SOURCE RECORDS>
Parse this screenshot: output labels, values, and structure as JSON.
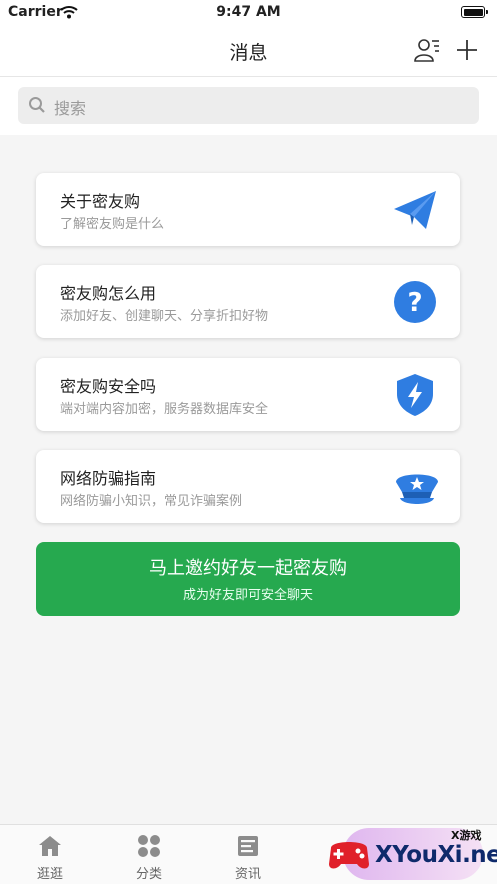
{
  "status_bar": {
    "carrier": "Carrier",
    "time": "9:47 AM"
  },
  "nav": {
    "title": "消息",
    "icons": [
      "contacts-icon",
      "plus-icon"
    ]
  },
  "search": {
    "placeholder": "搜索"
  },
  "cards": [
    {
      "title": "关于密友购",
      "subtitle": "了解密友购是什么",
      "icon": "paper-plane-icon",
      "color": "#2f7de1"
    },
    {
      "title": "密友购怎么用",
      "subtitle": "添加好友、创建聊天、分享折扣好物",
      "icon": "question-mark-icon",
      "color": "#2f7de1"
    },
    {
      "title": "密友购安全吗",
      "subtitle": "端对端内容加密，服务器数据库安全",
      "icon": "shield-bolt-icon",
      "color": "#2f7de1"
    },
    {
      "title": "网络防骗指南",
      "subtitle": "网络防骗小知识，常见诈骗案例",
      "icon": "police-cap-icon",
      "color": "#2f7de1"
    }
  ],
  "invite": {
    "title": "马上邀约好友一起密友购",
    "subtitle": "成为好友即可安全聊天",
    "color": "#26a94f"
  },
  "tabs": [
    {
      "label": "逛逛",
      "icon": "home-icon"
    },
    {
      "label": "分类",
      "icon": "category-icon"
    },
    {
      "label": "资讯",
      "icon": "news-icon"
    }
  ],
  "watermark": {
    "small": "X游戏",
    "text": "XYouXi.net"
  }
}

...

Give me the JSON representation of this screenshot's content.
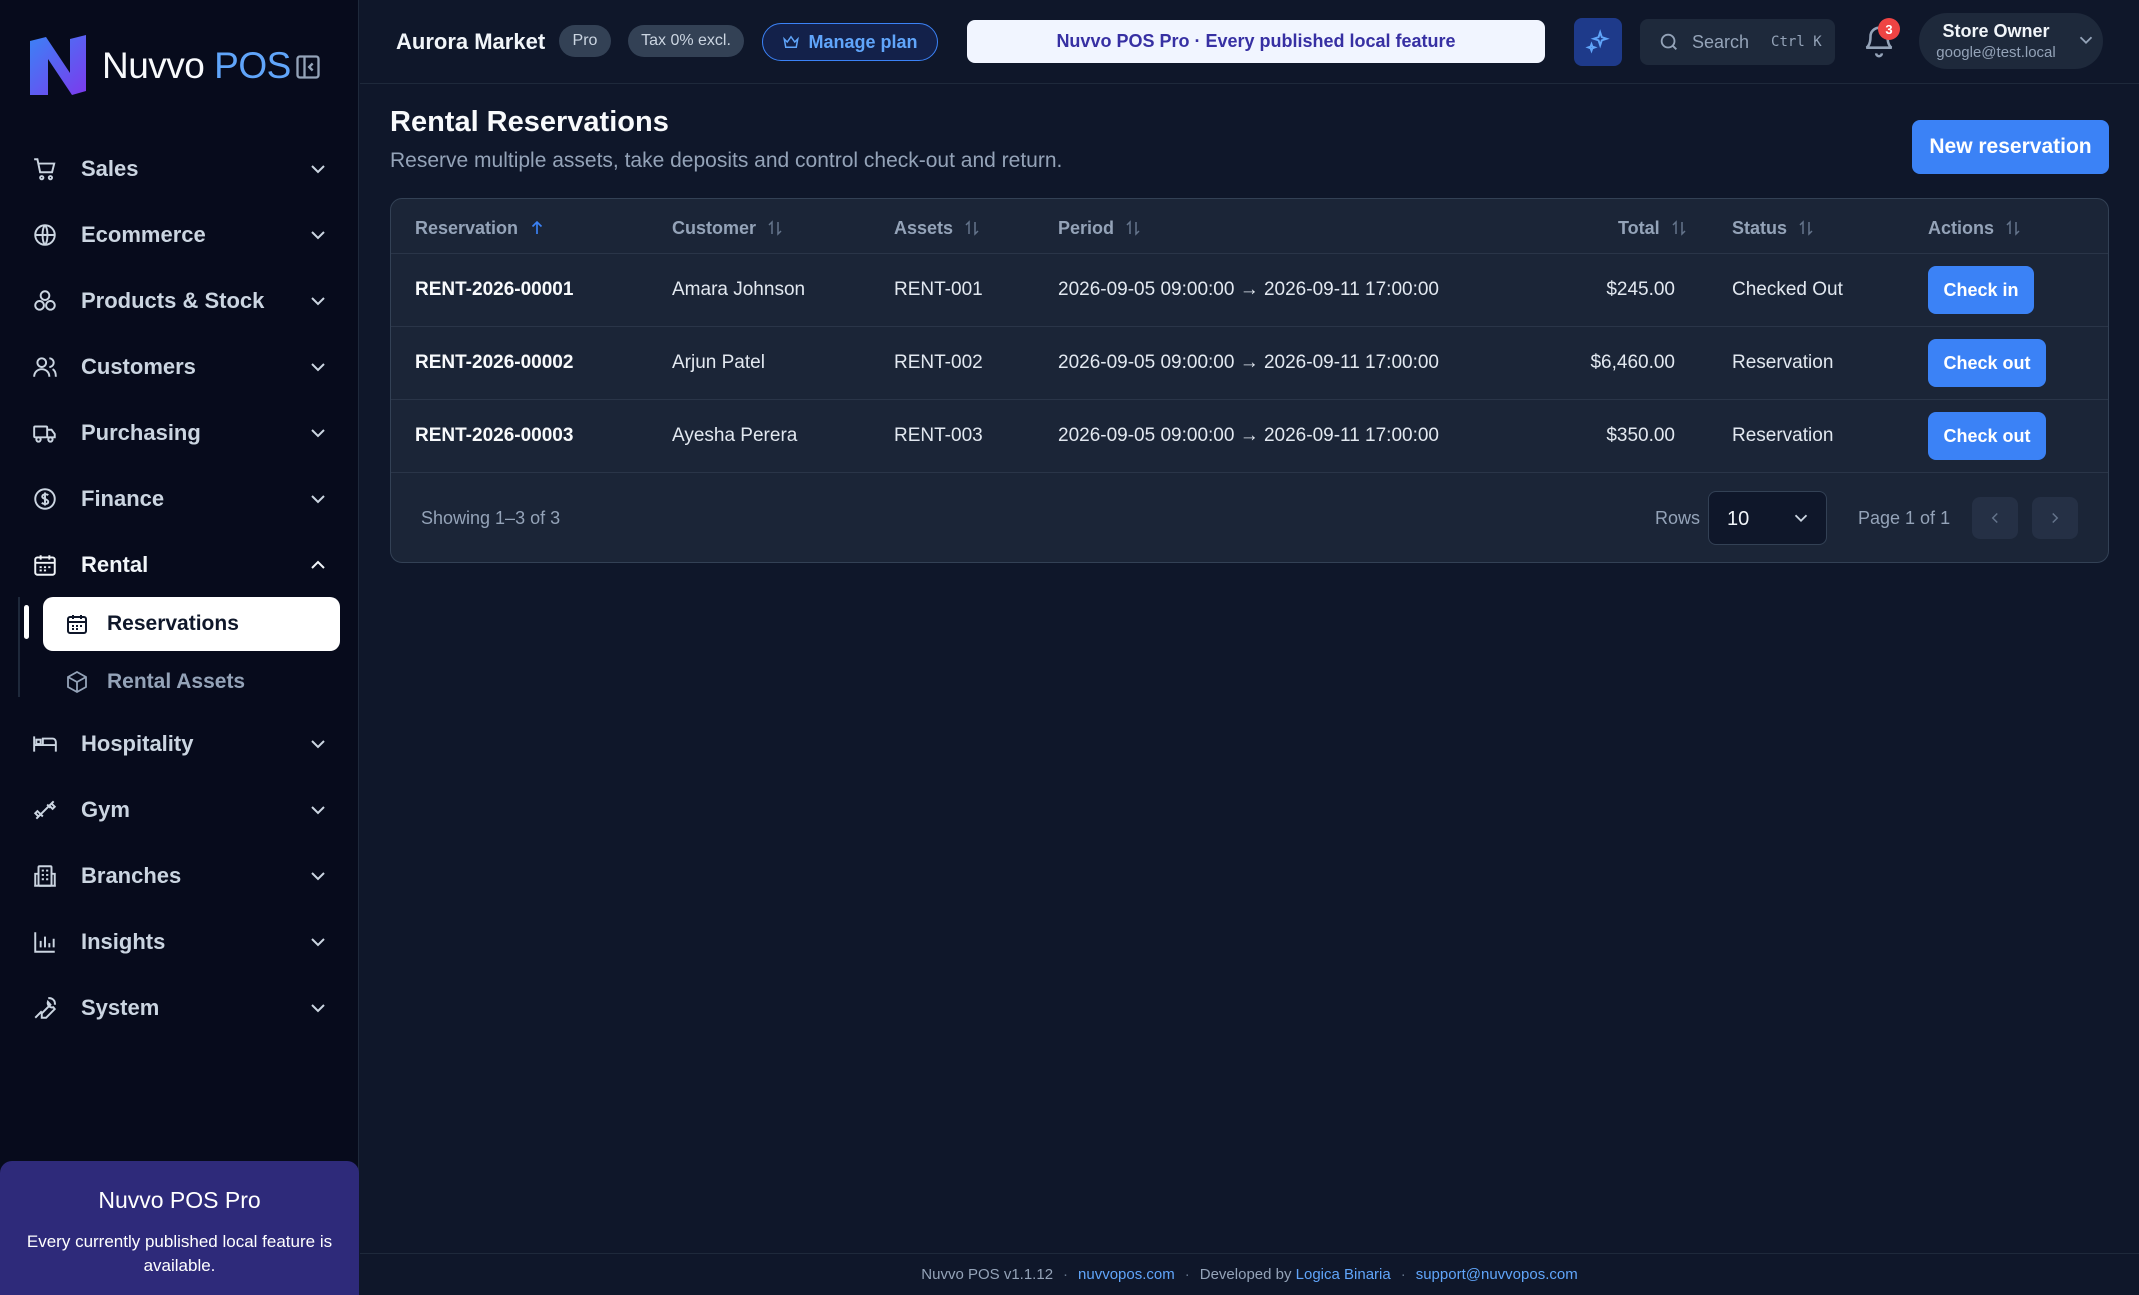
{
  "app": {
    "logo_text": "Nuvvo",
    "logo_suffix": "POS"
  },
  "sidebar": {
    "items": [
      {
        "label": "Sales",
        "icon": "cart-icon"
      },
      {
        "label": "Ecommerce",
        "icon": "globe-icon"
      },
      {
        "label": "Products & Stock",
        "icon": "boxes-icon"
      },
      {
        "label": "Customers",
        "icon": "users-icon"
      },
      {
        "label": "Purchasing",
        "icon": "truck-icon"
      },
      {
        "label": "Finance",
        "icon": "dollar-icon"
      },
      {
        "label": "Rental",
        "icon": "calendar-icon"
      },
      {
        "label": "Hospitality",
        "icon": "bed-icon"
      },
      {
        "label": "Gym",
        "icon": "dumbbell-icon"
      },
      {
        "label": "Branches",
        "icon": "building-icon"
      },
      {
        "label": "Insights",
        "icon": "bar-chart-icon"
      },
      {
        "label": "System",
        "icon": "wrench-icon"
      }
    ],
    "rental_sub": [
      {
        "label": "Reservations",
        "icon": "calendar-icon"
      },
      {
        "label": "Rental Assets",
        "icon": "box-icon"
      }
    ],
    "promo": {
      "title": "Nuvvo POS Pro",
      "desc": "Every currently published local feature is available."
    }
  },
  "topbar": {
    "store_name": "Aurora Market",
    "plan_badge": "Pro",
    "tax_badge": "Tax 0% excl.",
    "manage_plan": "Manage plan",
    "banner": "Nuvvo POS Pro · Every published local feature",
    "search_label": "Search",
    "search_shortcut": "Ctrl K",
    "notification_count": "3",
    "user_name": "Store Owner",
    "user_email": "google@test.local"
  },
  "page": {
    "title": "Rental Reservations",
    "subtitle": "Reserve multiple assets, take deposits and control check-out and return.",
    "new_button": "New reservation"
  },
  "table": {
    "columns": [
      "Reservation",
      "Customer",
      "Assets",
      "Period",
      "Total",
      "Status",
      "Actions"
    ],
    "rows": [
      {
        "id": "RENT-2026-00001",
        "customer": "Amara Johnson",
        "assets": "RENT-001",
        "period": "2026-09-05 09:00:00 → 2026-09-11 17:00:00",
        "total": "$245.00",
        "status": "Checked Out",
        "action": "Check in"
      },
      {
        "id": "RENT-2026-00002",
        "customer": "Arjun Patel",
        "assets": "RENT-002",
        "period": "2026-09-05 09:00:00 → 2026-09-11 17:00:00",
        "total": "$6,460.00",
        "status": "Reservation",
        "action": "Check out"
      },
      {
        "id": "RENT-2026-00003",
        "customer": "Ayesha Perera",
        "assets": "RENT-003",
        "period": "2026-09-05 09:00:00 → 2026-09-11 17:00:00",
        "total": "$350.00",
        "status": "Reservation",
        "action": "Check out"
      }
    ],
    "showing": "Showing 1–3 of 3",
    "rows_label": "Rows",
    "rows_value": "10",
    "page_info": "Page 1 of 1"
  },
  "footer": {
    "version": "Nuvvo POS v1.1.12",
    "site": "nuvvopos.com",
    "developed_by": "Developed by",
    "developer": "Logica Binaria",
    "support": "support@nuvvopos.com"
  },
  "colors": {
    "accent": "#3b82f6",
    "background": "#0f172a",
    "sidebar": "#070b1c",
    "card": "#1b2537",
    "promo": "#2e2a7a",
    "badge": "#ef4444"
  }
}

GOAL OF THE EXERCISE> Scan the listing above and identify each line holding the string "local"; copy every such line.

EXERCISE ANSWER>
      "desc": "Every currently published local feature is available."
    "banner": "Nuvvo POS Pro · Every published local feature",
    "user_email": "google@test.local"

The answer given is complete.